Reproduce the entries below character for character.
BEGIN Dataset excerpts
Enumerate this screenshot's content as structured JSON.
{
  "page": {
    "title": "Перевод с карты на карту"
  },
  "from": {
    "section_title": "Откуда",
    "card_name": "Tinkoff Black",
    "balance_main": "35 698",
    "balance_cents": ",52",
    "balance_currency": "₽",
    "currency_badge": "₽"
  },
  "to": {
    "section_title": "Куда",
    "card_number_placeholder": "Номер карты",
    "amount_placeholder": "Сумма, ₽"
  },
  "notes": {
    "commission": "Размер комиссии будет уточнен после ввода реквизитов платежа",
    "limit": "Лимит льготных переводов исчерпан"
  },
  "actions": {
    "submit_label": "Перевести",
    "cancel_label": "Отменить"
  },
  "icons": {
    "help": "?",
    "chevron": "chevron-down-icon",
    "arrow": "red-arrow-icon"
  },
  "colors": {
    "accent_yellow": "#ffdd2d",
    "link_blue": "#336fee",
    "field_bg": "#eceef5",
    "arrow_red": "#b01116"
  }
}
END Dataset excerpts
#### Response area
Enumerate this screenshot's content as structured JSON.
{
  "page": {
    "title": "Перевод с карты на карту"
  },
  "from": {
    "section_title": "Откуда",
    "card_name": "Tinkoff Black",
    "balance_main": "35 698",
    "balance_cents": ",52",
    "balance_currency": "₽",
    "currency_badge": "₽"
  },
  "to": {
    "section_title": "Куда",
    "card_number_placeholder": "Номер карты",
    "amount_placeholder": "Сумма, ₽"
  },
  "notes": {
    "commission": "Размер комиссии будет уточнен после ввода реквизитов платежа",
    "limit": "Лимит льготных переводов исчерпан"
  },
  "actions": {
    "submit_label": "Перевести",
    "cancel_label": "Отменить"
  },
  "icons": {
    "help": "?",
    "chevron": "chevron-down-icon",
    "arrow": "red-arrow-icon"
  },
  "colors": {
    "accent_yellow": "#ffdd2d",
    "link_blue": "#336fee",
    "field_bg": "#eceef5",
    "arrow_red": "#b01116"
  }
}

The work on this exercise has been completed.